I would contend that the Olympics themselves have survived political strife in the past, and it still seems to come out “OK” when the dust settles.  The current news stories seem “bigger” and “louder” with the proliferation of the communications technology and social media tools.  Are the issues of Tibet and China any different or a greater atrocity than the events of the past?

 

At the Olympic Games, politics and sports are running mates, once wrote Richard Benedetto in USA Today. He mentioned a few:

 

Germany was not invited to compete in the 1920 Antwerp Games as punishment for its role in World War I. Defeated World War II powers Japan and Germany were banned from the 1948 Olympics in London.

 

In 1936, at the Berlin Olympics, Nazi dictator Adolf Hitler proved to be a harbinger of World War II.

 

Japan was denied its chance to host the 1940 Games after it invaded China.

 

The Soviet Union did not compete in the 1948 London Games because it still hadn’t joined the IOC, but the Soviet-bloc countries started to defect to the West, a pattern that continued throughout the Cold War.

 

By 1952, with the Soviets becoming full-fledged members of the Olympics, intense competition between the US and the Soviet Union became a metaphor for the Cold War.

 

By the 1980s, Cold War competition had become so passionate that the United States and the Soviet Union engaged in tit-for-tat boycotts of the Games.
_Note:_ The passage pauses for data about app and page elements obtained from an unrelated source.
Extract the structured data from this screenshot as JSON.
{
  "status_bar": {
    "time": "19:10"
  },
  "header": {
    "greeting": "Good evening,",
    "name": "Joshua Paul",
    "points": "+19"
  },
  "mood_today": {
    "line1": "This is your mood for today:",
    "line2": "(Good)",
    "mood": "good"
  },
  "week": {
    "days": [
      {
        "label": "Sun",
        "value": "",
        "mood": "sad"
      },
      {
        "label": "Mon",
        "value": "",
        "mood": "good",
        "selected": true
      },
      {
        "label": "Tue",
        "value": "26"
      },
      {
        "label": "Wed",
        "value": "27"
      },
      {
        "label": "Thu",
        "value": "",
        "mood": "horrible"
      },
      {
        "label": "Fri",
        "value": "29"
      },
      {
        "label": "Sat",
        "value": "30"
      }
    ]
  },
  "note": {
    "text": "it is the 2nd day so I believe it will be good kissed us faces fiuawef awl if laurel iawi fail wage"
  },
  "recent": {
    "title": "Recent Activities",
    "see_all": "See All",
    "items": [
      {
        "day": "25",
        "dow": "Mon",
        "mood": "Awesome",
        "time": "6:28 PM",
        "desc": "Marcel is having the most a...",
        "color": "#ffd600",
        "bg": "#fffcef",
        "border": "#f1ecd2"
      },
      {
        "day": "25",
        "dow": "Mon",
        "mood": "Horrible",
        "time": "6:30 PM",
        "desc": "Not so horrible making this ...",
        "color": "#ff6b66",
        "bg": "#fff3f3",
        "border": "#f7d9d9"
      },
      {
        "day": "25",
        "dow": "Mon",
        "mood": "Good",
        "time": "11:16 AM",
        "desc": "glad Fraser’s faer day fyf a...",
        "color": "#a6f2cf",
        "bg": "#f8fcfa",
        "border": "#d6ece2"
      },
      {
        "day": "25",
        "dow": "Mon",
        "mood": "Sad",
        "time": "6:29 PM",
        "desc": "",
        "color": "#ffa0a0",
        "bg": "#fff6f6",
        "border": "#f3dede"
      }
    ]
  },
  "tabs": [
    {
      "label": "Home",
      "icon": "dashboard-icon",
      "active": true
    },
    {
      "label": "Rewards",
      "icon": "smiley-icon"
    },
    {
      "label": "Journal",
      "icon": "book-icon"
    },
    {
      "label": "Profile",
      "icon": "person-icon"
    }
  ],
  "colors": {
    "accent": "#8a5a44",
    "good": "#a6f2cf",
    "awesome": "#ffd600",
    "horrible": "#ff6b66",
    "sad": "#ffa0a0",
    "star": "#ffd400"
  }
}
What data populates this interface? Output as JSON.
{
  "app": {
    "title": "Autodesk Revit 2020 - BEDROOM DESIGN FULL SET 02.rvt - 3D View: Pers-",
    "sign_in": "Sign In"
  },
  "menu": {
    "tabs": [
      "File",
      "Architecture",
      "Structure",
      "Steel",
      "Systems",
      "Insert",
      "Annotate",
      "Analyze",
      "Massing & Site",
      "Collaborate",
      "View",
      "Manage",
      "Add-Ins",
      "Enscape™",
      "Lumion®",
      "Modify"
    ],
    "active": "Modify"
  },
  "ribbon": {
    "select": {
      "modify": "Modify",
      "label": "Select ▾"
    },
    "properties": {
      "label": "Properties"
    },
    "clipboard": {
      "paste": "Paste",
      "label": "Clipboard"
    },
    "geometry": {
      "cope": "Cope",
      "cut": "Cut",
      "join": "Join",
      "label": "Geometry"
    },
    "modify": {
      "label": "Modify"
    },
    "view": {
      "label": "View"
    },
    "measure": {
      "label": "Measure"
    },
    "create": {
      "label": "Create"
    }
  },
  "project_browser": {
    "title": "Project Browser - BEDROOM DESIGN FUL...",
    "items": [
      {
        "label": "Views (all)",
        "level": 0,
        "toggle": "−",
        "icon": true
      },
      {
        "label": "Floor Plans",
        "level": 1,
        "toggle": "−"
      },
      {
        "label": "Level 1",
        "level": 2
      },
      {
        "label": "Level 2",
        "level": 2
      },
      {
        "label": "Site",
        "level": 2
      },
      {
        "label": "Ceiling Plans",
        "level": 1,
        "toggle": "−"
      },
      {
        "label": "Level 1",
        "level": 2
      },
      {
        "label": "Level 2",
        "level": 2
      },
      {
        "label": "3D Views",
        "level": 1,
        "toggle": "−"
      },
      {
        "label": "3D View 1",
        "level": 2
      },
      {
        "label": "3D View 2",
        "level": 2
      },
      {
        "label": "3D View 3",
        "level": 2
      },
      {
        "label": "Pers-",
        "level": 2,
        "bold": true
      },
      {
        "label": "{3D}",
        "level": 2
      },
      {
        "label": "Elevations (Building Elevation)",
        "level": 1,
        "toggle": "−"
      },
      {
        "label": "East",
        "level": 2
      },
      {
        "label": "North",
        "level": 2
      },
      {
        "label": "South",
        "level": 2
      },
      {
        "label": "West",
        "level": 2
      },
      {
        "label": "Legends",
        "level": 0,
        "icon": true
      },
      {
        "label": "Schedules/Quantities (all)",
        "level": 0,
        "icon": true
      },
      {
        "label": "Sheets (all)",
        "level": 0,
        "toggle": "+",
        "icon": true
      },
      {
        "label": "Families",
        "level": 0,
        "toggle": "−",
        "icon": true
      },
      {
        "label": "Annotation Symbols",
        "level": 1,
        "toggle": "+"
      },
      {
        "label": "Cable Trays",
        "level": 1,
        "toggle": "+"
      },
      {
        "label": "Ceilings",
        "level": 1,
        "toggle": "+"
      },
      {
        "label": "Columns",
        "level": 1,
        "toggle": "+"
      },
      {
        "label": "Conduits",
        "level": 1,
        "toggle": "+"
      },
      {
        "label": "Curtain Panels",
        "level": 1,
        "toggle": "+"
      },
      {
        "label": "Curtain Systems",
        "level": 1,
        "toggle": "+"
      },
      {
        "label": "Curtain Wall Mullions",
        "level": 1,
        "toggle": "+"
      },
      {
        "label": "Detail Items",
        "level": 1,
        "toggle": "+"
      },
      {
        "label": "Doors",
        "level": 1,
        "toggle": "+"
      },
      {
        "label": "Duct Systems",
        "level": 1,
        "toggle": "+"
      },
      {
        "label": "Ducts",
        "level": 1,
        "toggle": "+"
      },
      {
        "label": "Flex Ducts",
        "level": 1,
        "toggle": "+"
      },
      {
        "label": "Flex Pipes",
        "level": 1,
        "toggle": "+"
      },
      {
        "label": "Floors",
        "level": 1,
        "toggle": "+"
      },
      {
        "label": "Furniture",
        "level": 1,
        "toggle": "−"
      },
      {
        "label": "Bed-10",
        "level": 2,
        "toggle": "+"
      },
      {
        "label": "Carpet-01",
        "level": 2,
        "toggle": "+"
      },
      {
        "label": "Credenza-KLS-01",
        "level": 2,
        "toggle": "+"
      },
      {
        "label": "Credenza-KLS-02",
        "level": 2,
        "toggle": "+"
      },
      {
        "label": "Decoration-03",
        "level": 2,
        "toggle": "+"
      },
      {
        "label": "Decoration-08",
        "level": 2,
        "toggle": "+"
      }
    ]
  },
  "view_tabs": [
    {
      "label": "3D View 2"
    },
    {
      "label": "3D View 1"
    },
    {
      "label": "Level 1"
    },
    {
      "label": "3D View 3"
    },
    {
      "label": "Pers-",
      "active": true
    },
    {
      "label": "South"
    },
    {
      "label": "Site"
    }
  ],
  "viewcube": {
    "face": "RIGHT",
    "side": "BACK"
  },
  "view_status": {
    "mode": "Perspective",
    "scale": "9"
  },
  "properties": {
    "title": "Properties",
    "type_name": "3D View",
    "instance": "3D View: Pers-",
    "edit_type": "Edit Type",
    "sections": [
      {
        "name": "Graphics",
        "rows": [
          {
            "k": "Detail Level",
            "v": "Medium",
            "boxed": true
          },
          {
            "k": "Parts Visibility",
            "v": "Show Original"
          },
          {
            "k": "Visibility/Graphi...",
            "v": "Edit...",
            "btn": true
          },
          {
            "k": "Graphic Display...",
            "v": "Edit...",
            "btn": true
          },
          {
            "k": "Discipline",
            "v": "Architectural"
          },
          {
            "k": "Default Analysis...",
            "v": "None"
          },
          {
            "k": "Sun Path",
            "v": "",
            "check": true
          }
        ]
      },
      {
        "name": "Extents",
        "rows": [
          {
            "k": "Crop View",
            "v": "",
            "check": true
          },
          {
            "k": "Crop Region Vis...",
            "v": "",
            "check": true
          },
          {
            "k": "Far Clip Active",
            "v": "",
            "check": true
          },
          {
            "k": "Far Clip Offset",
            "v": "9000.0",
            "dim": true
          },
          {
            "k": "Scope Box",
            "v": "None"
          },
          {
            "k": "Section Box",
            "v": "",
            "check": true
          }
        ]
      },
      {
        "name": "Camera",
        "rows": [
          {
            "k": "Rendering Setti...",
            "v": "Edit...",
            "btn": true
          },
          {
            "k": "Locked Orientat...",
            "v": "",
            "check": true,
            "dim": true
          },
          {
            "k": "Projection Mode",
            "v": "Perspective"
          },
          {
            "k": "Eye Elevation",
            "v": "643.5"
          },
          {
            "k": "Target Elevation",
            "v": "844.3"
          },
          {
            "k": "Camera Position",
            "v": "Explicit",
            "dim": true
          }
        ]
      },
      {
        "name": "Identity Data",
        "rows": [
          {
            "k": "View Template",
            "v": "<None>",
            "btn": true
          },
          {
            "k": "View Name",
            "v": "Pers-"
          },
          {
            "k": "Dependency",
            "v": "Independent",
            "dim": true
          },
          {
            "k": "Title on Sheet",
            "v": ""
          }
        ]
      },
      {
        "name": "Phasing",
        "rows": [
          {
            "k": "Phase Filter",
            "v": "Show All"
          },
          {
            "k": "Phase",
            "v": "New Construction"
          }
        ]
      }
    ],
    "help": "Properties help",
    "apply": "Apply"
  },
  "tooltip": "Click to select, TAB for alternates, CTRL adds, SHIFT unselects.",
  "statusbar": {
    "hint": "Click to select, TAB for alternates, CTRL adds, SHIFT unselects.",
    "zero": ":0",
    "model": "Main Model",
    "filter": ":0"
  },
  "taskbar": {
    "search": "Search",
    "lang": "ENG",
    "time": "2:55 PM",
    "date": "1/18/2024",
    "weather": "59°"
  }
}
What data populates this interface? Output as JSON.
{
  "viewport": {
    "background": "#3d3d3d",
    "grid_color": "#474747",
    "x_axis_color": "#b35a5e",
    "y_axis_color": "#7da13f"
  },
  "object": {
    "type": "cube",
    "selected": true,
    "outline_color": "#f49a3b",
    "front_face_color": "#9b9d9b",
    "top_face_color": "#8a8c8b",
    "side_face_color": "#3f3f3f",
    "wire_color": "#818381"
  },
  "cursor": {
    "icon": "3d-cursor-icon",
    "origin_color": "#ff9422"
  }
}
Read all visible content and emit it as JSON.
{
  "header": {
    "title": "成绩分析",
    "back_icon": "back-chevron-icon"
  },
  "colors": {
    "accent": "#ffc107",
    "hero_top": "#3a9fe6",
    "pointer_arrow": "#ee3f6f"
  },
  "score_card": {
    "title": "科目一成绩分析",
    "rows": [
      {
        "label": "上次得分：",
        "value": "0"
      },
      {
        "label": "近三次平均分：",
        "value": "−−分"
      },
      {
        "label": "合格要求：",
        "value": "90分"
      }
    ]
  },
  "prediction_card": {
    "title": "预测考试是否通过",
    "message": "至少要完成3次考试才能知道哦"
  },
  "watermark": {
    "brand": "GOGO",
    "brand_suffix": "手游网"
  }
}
US President Jimmy Carter, angered by the Soviet invasion of Afghanistan, led an international boycott of the Moscow Olympics in 1980.

 

Not to be upstaged, Soviet leader Leonid Brezhnev kept his athletes from competing in the US-hosted Los Angeles Games in 1984, saying it was not a retaliatory gesture but a measure taken for the “security” of the Soviet athletes.

 

So it appears that the Olympic tradition has seen its share of political strife and turmoil.  It is after all one of the largest audiences of viewers worldwide, and with the advances in technology, each Olympic Games occurs in a time with more communications tools and technologies than its predecessor. So how can it raise itself above the buzz of the current media frenzy?  Or can it?  I’ll present some ideas tomorrow, but I’d love to hear some of yours…